Entries from a dataset of interfaces
◆ ◆ ◆ ◆ ◆

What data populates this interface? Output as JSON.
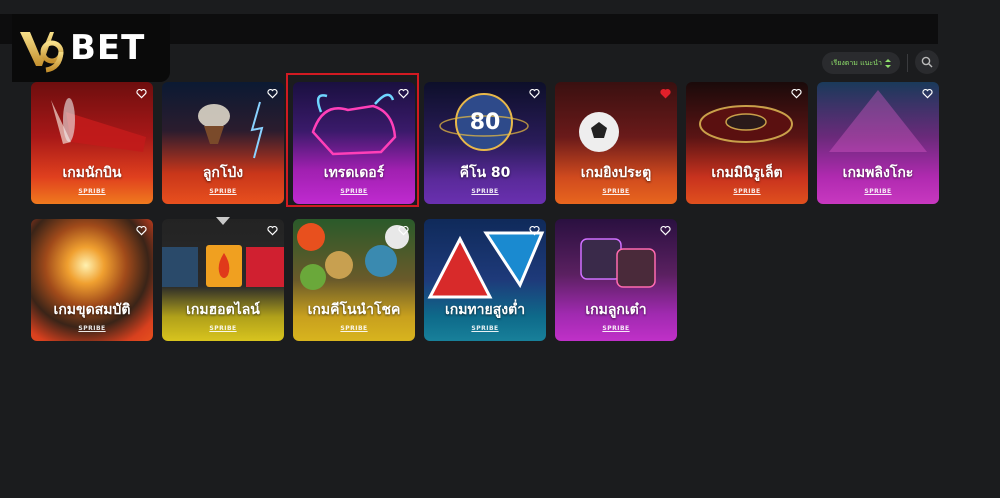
{
  "brand": {
    "logo_text": "BET",
    "logo_mark": "V9"
  },
  "toolbar": {
    "sort_label": "เรียงตาม แนะนำ",
    "sort_icon": "sort-arrows-icon",
    "search_icon": "search-icon"
  },
  "colors": {
    "accent": "#8fe06b",
    "selected_border": "#d11a22",
    "background": "#1b1c1e"
  },
  "games": [
    {
      "title": "เกมนักบิน",
      "provider": "SPRIBE",
      "favorite": false
    },
    {
      "title": "ลูกโป่ง",
      "provider": "SPRIBE",
      "favorite": false
    },
    {
      "title": "เทรดเดอร์",
      "provider": "SPRIBE",
      "favorite": false,
      "selected": true
    },
    {
      "title": "คีโน 80",
      "provider": "SPRIBE",
      "favorite": false,
      "ball_number": "80"
    },
    {
      "title": "เกมยิงประตู",
      "provider": "SPRIBE",
      "favorite": true
    },
    {
      "title": "เกมมินิรูเล็ต",
      "provider": "SPRIBE",
      "favorite": false
    },
    {
      "title": "เกมพลิงโกะ",
      "provider": "SPRIBE",
      "favorite": false
    },
    {
      "title": "เกมขุดสมบัติ",
      "provider": "SPRIBE",
      "favorite": false
    },
    {
      "title": "เกมฮอตไลน์",
      "provider": "SPRIBE",
      "favorite": false
    },
    {
      "title": "เกมคีโนนำโชค",
      "provider": "SPRIBE",
      "favorite": false
    },
    {
      "title": "เกมทายสูงต่ำ",
      "provider": "SPRIBE",
      "favorite": false
    },
    {
      "title": "เกมลูกเต๋า",
      "provider": "SPRIBE",
      "favorite": false
    }
  ]
}
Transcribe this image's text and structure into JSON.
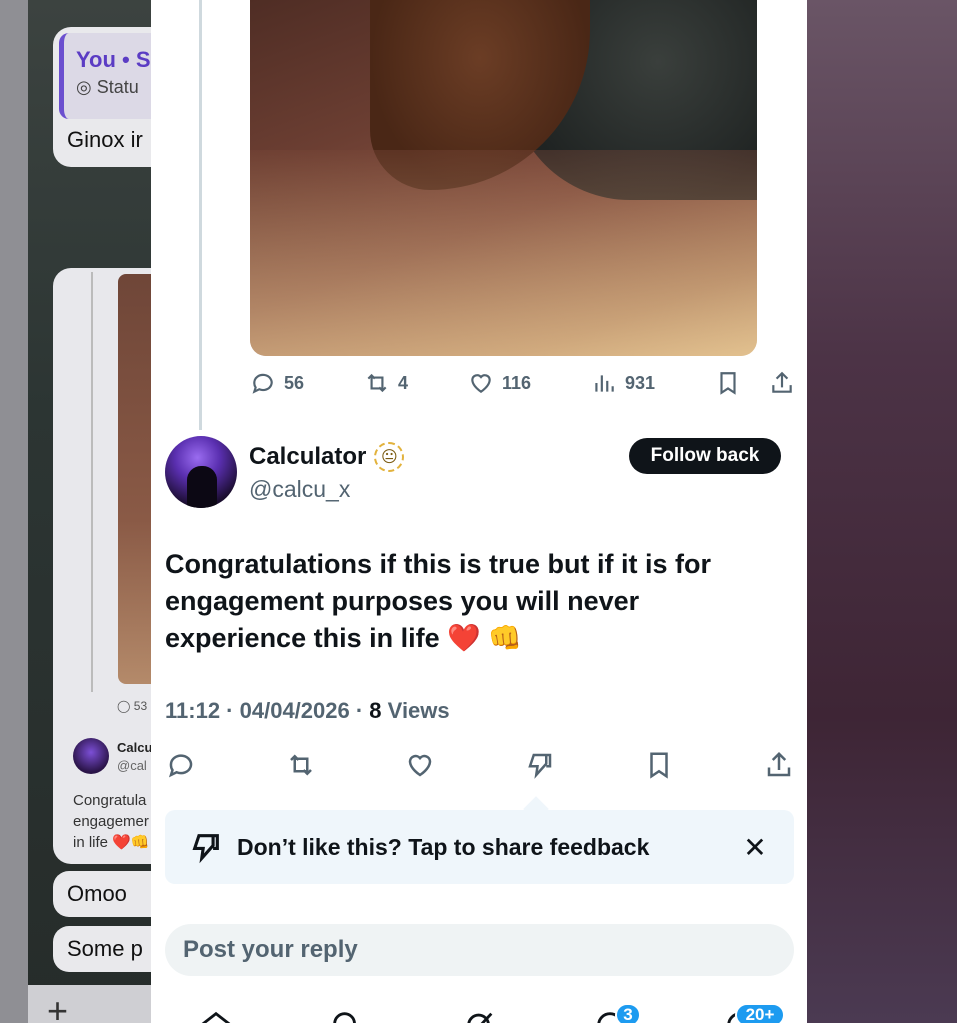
{
  "background": {
    "quoted_title": "You • S",
    "quoted_subtitle": "Statu",
    "quoted_text": "Ginox ir",
    "mini_stat": "53",
    "mini_name": "Calcu",
    "mini_handle": "@cal",
    "mini_text": "Congratula\nengagemer\nin life ❤️👊",
    "bubble_1": "Omoo",
    "bubble_2": "Some p"
  },
  "post_stats": {
    "replies": "56",
    "reposts": "4",
    "likes": "116",
    "views": "931"
  },
  "reply": {
    "author_name": "Calculator",
    "author_badge": "😐",
    "author_handle": "@calcu_x",
    "follow_label": "Follow back",
    "text": "Congratulations if this is true but if it is for engagement purposes you will never experience this in life",
    "emoji_heart": "❤️",
    "emoji_fist": "👊",
    "time": "11:12",
    "date": "04/04/2026",
    "views_count": "8",
    "views_label": "Views"
  },
  "feedback": {
    "text": "Don’t like this? Tap to share feedback",
    "close_label": "✕"
  },
  "composer": {
    "placeholder": "Post your reply"
  },
  "tabbar": {
    "messages_badge": "3",
    "notifications_badge": "20+"
  },
  "colors": {
    "text_primary": "#0f1419",
    "text_secondary": "#536471",
    "accent": "#1d9bf0",
    "feedback_bg": "#eff6fb"
  }
}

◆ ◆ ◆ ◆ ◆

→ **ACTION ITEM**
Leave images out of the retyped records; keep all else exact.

→ **OUTPUT OF THE EXERCISE**
What data populates this interface? Output as JSON.
{
  "brand": {
    "logo_text": "BET",
    "logo_mark": "V9"
  },
  "toolbar": {
    "sort_label": "เรียงตาม แนะนำ",
    "sort_icon": "sort-arrows-icon",
    "search_icon": "search-icon"
  },
  "colors": {
    "accent": "#8fe06b",
    "selected_border": "#d11a22",
    "background": "#1b1c1e"
  },
  "games": [
    {
      "title": "เกมนักบิน",
      "provider": "SPRIBE",
      "favorite": false
    },
    {
      "title": "ลูกโป่ง",
      "provider": "SPRIBE",
      "favorite": false
    },
    {
      "title": "เทรดเดอร์",
      "provider": "SPRIBE",
      "favorite": false,
      "selected": true
    },
    {
      "title": "คีโน 80",
      "provider": "SPRIBE",
      "favorite": false,
      "ball_number": "80"
    },
    {
      "title": "เกมยิงประตู",
      "provider": "SPRIBE",
      "favorite": true
    },
    {
      "title": "เกมมินิรูเล็ต",
      "provider": "SPRIBE",
      "favorite": false
    },
    {
      "title": "เกมพลิงโกะ",
      "provider": "SPRIBE",
      "favorite": false
    },
    {
      "title": "เกมขุดสมบัติ",
      "provider": "SPRIBE",
      "favorite": false
    },
    {
      "title": "เกมฮอตไลน์",
      "provider": "SPRIBE",
      "favorite": false
    },
    {
      "title": "เกมคีโนนำโชค",
      "provider": "SPRIBE",
      "favorite": false
    },
    {
      "title": "เกมทายสูงต่ำ",
      "provider": "SPRIBE",
      "favorite": false
    },
    {
      "title": "เกมลูกเต๋า",
      "provider": "SPRIBE",
      "favorite": false
    }
  ]
}
Transcribe this image's text and structure into JSON.
{
  "background": {
    "quoted_title": "You • S",
    "quoted_subtitle": "Statu",
    "quoted_text": "Ginox ir",
    "mini_stat": "53",
    "mini_name": "Calcu",
    "mini_handle": "@cal",
    "mini_text": "Congratula\nengagemer\nin life ❤️👊",
    "bubble_1": "Omoo",
    "bubble_2": "Some p"
  },
  "post_stats": {
    "replies": "56",
    "reposts": "4",
    "likes": "116",
    "views": "931"
  },
  "reply": {
    "author_name": "Calculator",
    "author_badge": "😐",
    "author_handle": "@calcu_x",
    "follow_label": "Follow back",
    "text": "Congratulations if this is true but if it is for engagement purposes you will never experience this in life",
    "emoji_heart": "❤️",
    "emoji_fist": "👊",
    "time": "11:12",
    "date": "04/04/2026",
    "views_count": "8",
    "views_label": "Views"
  },
  "feedback": {
    "text": "Don’t like this? Tap to share feedback",
    "close_label": "✕"
  },
  "composer": {
    "placeholder": "Post your reply"
  },
  "tabbar": {
    "messages_badge": "3",
    "notifications_badge": "20+"
  },
  "colors": {
    "text_primary": "#0f1419",
    "text_secondary": "#536471",
    "accent": "#1d9bf0",
    "feedback_bg": "#eff6fb"
  }
}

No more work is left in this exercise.